There are takes, and “Barca’s Messi Debacle Shows Flaws of Fan-Owned Teams” is a take, for sure — one that hilariously appears at Bloomberg, of all places.
“Fans will always want the best players, no matter how expensive they are,” reads the subhed.
What horror! Fans wanting the best players to play for their teams. Won’t somebody please think of the financial flexibility?
There’s definitely been a heapin’ helpin’ of poor management to get Barca to the point where the greatest player in the history of one of the biggest teams in the history of world sports… is heading out the door.
To pin it on the problem being that Barcelona isn’t run by some rich jerk? Please.
Ask a Cubs fan how that’s working out, or pretty much anyone who has seen their favorite team put a worse product on the field because there’s a sweet spot of being just competitive enough to maximize profits.
Since Messi debuted at Barcelona, the Spanish giants have won 10 La Liga titles, seven Copas del Rey, seven Supercopas, three UEFA Super Cups, three FIFA Club World Cups, and, of course, four Champions League titles.
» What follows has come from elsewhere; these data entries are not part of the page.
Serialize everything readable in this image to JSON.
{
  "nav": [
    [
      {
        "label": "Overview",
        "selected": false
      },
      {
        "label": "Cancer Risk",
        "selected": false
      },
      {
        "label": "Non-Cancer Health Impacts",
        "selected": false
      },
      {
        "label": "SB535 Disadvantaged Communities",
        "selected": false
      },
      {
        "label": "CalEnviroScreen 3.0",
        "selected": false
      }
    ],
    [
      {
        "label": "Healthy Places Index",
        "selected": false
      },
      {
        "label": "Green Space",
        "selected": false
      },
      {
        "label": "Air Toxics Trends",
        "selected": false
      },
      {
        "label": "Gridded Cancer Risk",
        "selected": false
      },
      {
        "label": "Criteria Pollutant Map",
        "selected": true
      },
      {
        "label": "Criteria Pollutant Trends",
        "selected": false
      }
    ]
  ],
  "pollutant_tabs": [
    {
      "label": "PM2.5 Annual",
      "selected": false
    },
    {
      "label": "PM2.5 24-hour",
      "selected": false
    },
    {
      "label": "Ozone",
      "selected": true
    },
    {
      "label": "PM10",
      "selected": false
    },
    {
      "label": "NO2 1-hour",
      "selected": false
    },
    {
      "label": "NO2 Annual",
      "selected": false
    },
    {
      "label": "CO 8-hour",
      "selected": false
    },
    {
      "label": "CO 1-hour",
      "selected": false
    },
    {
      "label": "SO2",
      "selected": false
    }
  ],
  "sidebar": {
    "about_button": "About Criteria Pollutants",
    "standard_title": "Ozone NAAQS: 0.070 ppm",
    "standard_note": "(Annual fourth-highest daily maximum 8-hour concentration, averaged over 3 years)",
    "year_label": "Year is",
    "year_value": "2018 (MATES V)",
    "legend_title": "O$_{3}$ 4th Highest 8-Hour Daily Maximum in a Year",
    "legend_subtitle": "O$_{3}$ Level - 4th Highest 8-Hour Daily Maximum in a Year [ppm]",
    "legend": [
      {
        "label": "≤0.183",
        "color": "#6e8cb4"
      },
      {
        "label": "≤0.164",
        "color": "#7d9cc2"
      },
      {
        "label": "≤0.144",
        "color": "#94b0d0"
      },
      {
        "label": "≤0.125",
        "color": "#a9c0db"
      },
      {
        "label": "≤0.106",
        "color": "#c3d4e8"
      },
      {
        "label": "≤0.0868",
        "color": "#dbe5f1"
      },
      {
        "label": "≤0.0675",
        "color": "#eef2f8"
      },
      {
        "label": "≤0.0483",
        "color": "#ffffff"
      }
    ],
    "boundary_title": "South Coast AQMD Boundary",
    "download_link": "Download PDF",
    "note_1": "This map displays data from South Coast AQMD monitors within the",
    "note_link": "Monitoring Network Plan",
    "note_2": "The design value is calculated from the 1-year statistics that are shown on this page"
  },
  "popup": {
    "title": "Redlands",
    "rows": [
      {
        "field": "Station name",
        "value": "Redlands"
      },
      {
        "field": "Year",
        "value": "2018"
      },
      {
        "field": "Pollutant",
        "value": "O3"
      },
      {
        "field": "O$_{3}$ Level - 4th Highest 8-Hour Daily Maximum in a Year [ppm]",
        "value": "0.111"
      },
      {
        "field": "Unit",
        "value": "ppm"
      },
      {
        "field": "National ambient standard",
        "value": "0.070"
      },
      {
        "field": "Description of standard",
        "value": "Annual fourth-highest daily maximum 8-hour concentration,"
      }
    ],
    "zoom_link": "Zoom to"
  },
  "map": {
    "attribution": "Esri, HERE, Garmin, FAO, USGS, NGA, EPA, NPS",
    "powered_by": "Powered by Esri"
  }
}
Yes, in the past two seasons, only a singular Copa del Rey has been added to the trophy cabinet, but that hardly invalidates having spent the better part of two decades surrounding arguably the best soccer player ever to walk the earth with exceptional talent, no matter (gasp) the price.
Would it be better if Barcelona had taken a more businesslike approach over that time, with Messi earning a place in sports history as soccer’s Mike Trout? Of course not. The entire era was totally worth it, and any Barcelona fan would do the same thing all over again.
Messi having a non-Barcelona chapter of his career is a shock, but Barcelona still should be seen as a model for how sports teams should be run, not a cautionary tale. If you’re looking for one of those, Stan Kroenke is always available.